Sometimes training the mind in meditation is compared to training a dog to “stay.” While there’s some appeal to this image, I’m not sure that it holds up when examined closely. Yes, there is the quality of coming back to the breath that is similar to a dog coming back to its master. But does the mind really respond like a pet?
Meditation training has several layers. The first is simply to stay in our seat—probably the closest parallel to animal training. Even that behavior is more complicated than simply getting a treat for doing the right thing. We stay in our seat because we understand and trust in the value of meditating.
Mind training develops the habit to come back to the breath, or whatever meditation object we are using. This too, with its repetitive form, has a similarity to training a pet, but to think that it will result in a mind that obeys us like a dog is to set ourselves up for disappointment. Sometimes the mind will become calm and concentrated, but it’s just as likely to run off chasing a squirrel.
The training deepens when we learn to observe our thinking, the movement of mind, the squirrel chasing. This isn’t so much a discipline as a shift in viewpoint. Through instruction and practice, we learn to separate ourselves from the thoughts. We learn to shift from identifying with and reacting to each thought, to seeing how they are moving, what they are telling us, and what is creating them.
This brings us to a third element of training, our response to the pet that refuses to be trained. It does no good to beat the dog that runs away. You only wind up with a frightened, broken animal. So it goes with our minds as well. Forgiveness and kindness must be our constant response to the squirrel-chasing mind. Only then will it relax and stop pulling on the leash.

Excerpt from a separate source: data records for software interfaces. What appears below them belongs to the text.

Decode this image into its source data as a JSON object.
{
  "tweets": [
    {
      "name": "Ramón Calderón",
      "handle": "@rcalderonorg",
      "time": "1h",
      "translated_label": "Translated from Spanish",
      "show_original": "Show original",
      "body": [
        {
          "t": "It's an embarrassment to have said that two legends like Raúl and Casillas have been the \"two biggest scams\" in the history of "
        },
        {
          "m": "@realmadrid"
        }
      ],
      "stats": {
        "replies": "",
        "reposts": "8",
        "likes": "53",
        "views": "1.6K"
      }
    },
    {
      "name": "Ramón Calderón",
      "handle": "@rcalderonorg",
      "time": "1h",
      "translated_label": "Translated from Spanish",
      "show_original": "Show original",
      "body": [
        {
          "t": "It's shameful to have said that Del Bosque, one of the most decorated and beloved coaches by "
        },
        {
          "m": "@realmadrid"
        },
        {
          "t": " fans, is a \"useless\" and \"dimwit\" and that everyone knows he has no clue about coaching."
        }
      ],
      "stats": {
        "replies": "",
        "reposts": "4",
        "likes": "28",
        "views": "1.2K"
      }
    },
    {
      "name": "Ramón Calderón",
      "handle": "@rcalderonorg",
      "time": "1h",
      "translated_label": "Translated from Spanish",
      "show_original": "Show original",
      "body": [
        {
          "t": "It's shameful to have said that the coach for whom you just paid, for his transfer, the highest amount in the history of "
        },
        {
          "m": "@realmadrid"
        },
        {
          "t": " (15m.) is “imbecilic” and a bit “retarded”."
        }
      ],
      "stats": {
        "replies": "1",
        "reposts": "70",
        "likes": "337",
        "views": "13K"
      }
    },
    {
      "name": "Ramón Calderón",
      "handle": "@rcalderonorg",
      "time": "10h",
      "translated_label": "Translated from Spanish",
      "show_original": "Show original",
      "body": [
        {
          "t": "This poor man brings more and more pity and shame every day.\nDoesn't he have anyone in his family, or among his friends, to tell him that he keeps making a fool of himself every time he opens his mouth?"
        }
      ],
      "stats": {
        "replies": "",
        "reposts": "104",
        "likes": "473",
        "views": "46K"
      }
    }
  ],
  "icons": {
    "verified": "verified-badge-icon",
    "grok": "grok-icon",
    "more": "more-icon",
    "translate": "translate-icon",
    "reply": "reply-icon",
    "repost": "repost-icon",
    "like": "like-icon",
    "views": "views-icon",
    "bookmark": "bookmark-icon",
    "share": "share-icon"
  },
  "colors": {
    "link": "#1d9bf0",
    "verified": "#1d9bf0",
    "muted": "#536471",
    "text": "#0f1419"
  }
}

Today, notice how you are responding to thoughts that arise in meditation. Can you let them go and come back to the breath without creating conflict in the mind? Are you still judging yourself, or pulling too hard on the leash?